Don Francis, Executive Director of Clean Cities-Georgia, said there is no doubt that the tax credit is having an enormous impact on the number of electric vehicles in Georgia.

“One of the reasons we are the second largest market for electric plug-in vehicles in the country is because of the tax credit,” Francis said. “It has generated the interest in the individuals to say, ‘I can take the risk of purchasing a vehicle that’s basically twice the cost of a comparable gasoline vehicle because, over time, I’m going to recoup the benefit of this tax credit, I’m going to recoup the benefit of a much lower cost of fuel, I’m going to recoup the benefit of lower maintenance.’”

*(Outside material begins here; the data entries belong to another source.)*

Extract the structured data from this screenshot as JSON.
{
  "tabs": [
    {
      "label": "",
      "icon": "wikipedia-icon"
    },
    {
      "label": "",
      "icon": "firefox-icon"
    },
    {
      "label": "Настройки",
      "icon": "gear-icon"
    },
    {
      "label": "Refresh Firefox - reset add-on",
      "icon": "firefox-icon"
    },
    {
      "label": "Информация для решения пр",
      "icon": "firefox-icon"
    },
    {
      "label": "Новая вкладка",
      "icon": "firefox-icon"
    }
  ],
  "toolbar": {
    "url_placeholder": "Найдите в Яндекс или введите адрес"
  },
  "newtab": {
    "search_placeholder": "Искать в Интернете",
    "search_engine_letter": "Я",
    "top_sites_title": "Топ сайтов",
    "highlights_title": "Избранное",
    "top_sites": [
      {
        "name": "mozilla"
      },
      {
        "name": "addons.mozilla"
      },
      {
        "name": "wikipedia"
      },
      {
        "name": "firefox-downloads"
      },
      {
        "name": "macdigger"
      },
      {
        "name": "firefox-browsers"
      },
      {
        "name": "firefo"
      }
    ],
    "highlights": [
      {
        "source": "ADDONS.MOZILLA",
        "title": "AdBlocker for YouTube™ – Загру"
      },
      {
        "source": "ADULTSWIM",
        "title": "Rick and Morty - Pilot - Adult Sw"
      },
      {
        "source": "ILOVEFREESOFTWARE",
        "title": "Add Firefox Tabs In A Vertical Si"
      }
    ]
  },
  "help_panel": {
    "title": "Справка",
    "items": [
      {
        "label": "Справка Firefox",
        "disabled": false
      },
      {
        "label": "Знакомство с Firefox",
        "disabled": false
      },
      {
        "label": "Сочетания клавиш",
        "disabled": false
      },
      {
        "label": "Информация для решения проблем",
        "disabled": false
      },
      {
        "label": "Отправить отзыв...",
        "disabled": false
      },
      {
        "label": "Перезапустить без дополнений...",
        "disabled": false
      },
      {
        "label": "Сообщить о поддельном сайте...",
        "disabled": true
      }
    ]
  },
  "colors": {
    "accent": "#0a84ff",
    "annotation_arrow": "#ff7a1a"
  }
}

Francis said Clean Cities-Georgia has commissioned a Georgia State University economics professor to analyze the impact of the state tax credit and its financial benefit. Once the study is ready, Francis said he wants to sit down with Rep. Martin to show him how the tax credit is actually bringing in money.

“What we need to do is quantify what the number is for Georgia and therefore we can use that to support the continuing expansion of the tax credit,” Francis said. “People say it’s just money flowing out the door, let’s kill it. That’s not necessarily the case. It actually has a cash flow benefit for the state of Georgia, in addition to other societal benefits we’re not even addressing, things like improving air quality.”

Rep. Martin did not respond to Decaturish’s question about whether he intends to reintroduce the bill to end the electric vehicle tax credit in the upcoming legislative session.

For higher end electric vehicles, the tax credit may help, but it may not make a big difference in purchases.

Tesla just opened a showroom and service center in Decatur. Tesla’s Model S starts at $70,000, so a $5,000 potential return is only a drop in the bucket.

Alexis Georgeson, Senior Representative for Tesla Motors, said “it’s an incentive of course, and the tax credit is in place to encourage people to adopt a new technology – that’s the purpose of these credits. I don’t think really it’s make or break. I think people are drawn to the product for other reasons, and the tax credit’s a nice bonus, but I don’t think that’s what’s making their decision to purchase the vehicle.”

The Decatur Tesla showroom is one of three in the metro area; the first location was in Marietta, and a showroom also just opened in Lenox Mall.

“We open up stores and service centers based on where our current customers live and where we believe there will continue to be a strong market for us,” said Georgeson.

Tesla says it plans to invest in Georgia’s car-charging infrastructure – a sign the company sees long-term viability in the state, despite a petition filed against it by the Georgia Automobile Dealers Association. That hearing is set for this week.

For Brian Hammer, the Leaf works for his daily commute, but he said owning an electric vehicle has to be a good fit. “You can’t be a person that has to drive vast distances because the car gets about 80 miles on a charge,” Hammer said.

It’s important to note that individual tax situations vary, so you should contact your tax professional to determine if you qualify for a state or federal electric vehicle tax credit.

Find out what Decaturish learned about Tesla’s highly-anticipated Model X.